Australian Olympic Committee forces athletes to answer doping probes
The Australian Olympic Committee said that the country's athletes and officials must fully cooperate with ASADA even if to do so might tend to incriminate or expose them to a penalty.
The Australian Olympic Committee (AOC) said on Saturday it had introduced new rules forcing Australia's athletes and officials to truthfully answer questions put to them by the country's doping authority.
The AOC said failure to cooperate with the Australian Sports Anti-Doping Authority (ASADA) would result in athletes or officials being ruled out of future Australian Olympic teams.
The new policy, approved on Friday by the AOC executive, follows the findings of an Australian Crime Commission inquiry earlier this year that identified common use of prohibited substances including peptides - a type of stimulant - hormones and illicit drugs, across multiple sporting codes.
The revelations have put the spotlight on the sporting culture of a nation that has long had a reputation as being predominantly drugs-free.
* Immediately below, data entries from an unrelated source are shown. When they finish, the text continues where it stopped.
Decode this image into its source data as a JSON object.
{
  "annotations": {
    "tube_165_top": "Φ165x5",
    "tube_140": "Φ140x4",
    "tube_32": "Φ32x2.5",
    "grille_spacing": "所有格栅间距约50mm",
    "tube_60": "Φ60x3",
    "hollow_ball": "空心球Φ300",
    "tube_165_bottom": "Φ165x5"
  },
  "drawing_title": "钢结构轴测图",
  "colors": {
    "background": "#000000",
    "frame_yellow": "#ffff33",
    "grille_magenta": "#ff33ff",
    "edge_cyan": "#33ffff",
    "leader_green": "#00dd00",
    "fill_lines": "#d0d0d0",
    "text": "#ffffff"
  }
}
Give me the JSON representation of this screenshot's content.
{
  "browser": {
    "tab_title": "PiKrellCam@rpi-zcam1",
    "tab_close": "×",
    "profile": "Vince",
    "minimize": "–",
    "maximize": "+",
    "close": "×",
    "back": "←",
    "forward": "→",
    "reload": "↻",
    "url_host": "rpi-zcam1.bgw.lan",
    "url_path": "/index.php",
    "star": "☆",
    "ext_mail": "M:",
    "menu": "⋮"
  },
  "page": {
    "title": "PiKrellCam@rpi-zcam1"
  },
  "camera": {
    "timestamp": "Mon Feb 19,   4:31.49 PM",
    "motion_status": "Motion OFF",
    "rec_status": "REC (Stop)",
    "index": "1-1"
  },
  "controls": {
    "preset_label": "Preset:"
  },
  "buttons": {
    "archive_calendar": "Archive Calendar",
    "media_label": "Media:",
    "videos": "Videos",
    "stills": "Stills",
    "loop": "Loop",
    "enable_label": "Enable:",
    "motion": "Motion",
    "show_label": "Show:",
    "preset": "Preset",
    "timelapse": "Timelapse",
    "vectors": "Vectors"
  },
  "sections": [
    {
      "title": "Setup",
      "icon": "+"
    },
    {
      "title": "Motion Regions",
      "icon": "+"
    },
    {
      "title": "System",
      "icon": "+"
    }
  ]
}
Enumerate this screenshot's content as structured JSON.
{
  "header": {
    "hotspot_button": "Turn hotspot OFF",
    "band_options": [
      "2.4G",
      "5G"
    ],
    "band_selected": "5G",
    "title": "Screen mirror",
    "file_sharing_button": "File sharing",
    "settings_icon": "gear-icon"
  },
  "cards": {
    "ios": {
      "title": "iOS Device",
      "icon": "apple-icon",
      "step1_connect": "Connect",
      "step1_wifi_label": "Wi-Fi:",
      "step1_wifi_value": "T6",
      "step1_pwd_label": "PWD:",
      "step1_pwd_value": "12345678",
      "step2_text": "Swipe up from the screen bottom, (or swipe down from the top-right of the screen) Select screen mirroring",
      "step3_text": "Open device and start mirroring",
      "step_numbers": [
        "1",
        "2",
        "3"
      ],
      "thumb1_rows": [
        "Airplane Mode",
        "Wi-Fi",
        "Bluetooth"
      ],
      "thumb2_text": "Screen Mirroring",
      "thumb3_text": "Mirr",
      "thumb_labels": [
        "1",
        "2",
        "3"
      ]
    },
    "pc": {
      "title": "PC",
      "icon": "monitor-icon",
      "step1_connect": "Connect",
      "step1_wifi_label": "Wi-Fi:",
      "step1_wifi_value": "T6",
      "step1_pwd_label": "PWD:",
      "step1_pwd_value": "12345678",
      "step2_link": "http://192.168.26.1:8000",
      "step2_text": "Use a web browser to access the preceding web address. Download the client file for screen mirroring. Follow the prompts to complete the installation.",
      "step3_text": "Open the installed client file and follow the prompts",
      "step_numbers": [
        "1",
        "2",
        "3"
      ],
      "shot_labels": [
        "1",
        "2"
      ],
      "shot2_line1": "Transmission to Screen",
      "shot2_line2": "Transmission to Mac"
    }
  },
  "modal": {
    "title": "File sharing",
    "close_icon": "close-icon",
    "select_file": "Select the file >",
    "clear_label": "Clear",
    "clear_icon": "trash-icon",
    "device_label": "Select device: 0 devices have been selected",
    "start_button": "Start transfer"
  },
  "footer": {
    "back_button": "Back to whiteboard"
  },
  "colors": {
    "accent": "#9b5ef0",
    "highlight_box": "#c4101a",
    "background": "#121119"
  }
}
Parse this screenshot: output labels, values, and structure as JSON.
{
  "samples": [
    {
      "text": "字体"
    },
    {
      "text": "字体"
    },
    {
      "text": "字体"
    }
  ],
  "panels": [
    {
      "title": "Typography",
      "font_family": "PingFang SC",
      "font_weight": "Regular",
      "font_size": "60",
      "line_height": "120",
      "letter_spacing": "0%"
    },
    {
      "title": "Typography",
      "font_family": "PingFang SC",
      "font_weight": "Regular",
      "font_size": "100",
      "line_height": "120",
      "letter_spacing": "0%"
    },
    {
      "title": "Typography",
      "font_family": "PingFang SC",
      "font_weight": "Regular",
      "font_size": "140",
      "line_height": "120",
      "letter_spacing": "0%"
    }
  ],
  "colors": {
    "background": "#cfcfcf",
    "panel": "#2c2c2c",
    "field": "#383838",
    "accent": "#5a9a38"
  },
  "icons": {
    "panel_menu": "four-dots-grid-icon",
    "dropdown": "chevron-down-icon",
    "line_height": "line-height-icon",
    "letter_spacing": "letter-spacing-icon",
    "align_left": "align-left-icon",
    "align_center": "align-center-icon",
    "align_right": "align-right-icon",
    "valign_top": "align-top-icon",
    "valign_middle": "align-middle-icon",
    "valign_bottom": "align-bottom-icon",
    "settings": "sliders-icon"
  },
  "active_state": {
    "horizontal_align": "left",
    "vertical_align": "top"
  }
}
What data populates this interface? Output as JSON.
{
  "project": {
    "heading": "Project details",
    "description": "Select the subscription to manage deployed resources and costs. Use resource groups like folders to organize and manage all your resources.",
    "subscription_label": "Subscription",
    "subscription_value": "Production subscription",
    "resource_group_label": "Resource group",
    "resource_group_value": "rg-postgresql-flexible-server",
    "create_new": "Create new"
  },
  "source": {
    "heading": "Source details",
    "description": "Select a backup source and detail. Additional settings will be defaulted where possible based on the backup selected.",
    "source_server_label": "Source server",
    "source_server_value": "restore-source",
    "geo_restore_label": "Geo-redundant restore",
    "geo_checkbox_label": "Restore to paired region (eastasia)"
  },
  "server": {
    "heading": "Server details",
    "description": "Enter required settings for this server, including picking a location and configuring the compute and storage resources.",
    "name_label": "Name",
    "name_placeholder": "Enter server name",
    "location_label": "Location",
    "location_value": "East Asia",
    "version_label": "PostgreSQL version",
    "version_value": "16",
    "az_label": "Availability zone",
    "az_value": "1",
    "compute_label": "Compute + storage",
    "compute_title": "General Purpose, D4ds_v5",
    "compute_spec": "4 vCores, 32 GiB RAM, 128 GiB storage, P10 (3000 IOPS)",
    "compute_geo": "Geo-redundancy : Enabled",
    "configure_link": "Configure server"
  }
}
The AOC said that the country's athletes and officials must fully cooperate with ASADA even if to do so might tend to incriminate or expose them to a penalty.
"To be clear, failure to cooperate with and assist ASADA, in every way, can result in an athlete or official being ruled out of an Olympic team", AOC president John Coates said in a statement.
Coates called on member sporting federations and Australian state and territory institutes and academies of sport to strengthen their anti-doping policies and rules.
He said sanctions for anyone in breach of the new by-law would be determined by the AOC.
"They may be ineligible for membership of or selection to any team, or to receive funding from or to hold any position within the AOC for such period as determined by the AOC," he said.